**ABOUT THIS TASK**
How many lines in the records below contain the word "text"? Give only the number.

[Element data from apps and pages]

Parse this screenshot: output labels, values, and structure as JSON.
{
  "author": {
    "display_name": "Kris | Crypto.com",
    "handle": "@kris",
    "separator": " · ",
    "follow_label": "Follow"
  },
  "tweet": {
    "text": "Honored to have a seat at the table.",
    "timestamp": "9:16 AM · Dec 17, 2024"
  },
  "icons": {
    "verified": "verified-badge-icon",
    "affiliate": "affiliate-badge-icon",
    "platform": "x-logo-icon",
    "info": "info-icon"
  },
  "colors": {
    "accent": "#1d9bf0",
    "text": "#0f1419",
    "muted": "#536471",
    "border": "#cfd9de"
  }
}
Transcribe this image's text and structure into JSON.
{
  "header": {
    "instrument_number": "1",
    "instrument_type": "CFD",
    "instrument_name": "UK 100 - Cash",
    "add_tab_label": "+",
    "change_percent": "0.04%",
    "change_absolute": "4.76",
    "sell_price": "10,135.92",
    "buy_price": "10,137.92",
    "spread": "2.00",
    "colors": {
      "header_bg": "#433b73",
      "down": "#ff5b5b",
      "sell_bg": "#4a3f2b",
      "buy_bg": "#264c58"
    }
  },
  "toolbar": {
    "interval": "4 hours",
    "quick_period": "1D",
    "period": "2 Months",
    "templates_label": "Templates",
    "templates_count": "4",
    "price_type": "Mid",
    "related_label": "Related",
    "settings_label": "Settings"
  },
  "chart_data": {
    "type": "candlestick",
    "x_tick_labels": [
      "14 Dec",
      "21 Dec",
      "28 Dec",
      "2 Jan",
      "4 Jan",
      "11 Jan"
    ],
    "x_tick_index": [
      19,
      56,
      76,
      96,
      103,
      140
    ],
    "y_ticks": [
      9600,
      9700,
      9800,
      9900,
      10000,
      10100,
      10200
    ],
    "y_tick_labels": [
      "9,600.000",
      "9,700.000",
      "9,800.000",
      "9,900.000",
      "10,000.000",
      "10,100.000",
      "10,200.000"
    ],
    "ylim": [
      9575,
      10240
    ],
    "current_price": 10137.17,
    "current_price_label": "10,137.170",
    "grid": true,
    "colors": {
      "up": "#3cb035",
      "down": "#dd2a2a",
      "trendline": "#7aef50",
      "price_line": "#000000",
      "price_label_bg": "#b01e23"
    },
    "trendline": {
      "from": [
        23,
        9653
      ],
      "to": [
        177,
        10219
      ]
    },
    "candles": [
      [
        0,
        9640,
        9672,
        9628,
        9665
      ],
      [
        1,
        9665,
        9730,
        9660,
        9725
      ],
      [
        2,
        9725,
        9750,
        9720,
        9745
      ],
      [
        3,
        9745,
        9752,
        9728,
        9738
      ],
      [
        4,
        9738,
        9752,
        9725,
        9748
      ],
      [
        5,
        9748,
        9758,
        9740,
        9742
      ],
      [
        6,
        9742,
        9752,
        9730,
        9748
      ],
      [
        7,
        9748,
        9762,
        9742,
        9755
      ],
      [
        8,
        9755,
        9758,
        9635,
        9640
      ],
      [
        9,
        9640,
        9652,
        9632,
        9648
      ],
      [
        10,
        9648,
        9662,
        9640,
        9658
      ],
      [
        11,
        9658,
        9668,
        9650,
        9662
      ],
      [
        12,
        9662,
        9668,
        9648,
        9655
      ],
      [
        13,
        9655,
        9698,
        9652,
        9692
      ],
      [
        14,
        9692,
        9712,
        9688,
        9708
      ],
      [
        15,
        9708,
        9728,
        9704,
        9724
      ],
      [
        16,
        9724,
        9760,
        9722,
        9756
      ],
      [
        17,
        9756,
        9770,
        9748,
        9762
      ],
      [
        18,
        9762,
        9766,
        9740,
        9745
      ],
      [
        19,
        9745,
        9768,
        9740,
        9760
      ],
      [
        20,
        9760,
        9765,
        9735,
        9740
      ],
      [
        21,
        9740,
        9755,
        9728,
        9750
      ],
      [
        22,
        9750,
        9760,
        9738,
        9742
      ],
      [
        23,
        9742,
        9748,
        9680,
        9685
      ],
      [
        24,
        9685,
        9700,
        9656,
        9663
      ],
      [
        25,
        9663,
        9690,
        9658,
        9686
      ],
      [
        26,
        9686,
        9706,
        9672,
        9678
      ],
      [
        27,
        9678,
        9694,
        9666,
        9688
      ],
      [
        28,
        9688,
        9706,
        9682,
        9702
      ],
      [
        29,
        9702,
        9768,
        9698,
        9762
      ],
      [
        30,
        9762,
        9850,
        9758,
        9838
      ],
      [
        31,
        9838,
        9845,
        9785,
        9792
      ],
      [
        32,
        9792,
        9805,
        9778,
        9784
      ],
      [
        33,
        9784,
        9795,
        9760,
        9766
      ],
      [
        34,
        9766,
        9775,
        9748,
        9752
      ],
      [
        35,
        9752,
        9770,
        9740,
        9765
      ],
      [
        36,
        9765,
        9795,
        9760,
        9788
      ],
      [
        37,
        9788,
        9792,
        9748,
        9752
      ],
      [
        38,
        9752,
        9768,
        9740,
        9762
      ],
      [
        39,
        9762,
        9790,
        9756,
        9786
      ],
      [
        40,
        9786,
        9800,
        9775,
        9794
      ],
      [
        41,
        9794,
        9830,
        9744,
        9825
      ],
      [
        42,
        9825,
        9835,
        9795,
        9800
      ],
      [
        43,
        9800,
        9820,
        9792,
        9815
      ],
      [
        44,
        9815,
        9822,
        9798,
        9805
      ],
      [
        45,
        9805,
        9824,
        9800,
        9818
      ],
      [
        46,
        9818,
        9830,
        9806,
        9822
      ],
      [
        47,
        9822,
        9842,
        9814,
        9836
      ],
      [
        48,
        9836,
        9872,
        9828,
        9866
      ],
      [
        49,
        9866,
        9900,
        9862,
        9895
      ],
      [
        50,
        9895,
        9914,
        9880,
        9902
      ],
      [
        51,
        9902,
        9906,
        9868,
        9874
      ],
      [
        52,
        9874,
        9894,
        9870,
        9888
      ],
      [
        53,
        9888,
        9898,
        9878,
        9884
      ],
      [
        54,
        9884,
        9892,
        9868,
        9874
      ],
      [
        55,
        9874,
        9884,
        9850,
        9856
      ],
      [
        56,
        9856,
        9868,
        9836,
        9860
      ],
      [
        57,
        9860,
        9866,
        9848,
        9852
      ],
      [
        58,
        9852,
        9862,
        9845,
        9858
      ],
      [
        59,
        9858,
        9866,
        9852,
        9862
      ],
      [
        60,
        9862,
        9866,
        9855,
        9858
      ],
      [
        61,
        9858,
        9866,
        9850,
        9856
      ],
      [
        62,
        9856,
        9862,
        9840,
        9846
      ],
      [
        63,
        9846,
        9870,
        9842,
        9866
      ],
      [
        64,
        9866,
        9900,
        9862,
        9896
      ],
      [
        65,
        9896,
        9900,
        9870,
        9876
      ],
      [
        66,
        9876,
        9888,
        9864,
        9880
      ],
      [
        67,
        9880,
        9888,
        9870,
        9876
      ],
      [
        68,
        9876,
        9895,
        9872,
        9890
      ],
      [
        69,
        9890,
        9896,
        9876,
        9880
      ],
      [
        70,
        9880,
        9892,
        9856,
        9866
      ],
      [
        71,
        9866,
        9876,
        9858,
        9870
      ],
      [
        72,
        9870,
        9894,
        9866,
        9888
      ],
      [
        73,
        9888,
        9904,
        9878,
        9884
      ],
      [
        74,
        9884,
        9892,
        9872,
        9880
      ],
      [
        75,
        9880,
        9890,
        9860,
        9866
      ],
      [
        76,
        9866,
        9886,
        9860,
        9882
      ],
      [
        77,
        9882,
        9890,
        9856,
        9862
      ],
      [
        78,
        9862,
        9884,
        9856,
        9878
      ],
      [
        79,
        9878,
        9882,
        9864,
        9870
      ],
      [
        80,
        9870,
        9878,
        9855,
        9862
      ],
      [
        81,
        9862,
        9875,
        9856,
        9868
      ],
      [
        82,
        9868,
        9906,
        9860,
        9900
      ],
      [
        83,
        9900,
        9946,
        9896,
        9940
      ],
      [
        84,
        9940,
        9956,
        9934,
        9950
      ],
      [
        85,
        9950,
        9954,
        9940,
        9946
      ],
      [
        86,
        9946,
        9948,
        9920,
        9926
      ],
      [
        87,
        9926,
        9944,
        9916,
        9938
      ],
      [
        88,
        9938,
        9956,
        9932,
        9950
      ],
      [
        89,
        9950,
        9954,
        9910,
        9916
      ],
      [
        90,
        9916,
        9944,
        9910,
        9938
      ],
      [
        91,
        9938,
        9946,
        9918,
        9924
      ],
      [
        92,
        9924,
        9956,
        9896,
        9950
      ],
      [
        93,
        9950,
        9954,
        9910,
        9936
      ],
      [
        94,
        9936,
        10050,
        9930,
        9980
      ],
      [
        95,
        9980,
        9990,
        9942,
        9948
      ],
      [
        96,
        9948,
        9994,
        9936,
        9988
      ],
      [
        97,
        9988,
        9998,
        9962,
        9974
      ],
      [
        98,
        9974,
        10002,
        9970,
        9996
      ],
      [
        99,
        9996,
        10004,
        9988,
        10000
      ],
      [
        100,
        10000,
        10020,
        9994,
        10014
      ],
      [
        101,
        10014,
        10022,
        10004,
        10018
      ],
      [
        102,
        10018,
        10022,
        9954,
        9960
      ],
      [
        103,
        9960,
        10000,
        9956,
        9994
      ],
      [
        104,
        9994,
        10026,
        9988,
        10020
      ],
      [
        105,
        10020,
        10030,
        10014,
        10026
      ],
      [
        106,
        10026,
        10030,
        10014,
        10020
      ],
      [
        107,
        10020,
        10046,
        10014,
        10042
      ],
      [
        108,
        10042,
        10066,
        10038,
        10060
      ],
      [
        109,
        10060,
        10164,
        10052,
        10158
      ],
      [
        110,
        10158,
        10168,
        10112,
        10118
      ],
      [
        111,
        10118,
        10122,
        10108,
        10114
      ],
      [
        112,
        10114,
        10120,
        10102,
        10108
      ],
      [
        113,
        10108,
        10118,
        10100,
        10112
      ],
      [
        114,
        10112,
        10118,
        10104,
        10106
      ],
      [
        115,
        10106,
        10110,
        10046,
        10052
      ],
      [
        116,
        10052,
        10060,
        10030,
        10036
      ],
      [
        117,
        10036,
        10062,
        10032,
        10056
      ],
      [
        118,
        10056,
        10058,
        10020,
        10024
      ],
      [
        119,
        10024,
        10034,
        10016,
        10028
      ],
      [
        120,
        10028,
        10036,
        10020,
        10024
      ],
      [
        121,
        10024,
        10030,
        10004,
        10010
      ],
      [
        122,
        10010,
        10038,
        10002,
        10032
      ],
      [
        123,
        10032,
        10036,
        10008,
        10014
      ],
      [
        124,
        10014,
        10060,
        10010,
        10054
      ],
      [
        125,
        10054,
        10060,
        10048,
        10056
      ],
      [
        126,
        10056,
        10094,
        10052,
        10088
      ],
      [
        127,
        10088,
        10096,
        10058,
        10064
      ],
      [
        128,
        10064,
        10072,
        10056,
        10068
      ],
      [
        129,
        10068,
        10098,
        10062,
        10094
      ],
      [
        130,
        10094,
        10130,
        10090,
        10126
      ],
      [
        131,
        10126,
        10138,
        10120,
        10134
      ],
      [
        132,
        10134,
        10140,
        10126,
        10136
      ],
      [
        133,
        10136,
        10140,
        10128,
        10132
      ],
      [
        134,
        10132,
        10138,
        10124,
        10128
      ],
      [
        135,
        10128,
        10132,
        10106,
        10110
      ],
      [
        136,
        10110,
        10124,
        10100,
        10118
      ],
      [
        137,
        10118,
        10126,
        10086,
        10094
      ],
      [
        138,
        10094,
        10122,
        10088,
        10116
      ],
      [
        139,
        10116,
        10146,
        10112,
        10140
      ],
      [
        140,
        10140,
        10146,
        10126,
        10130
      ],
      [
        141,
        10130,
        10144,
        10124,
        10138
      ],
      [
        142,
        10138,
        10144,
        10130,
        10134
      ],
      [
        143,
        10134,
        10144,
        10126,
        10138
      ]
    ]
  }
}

**TASK RESPONSE**
3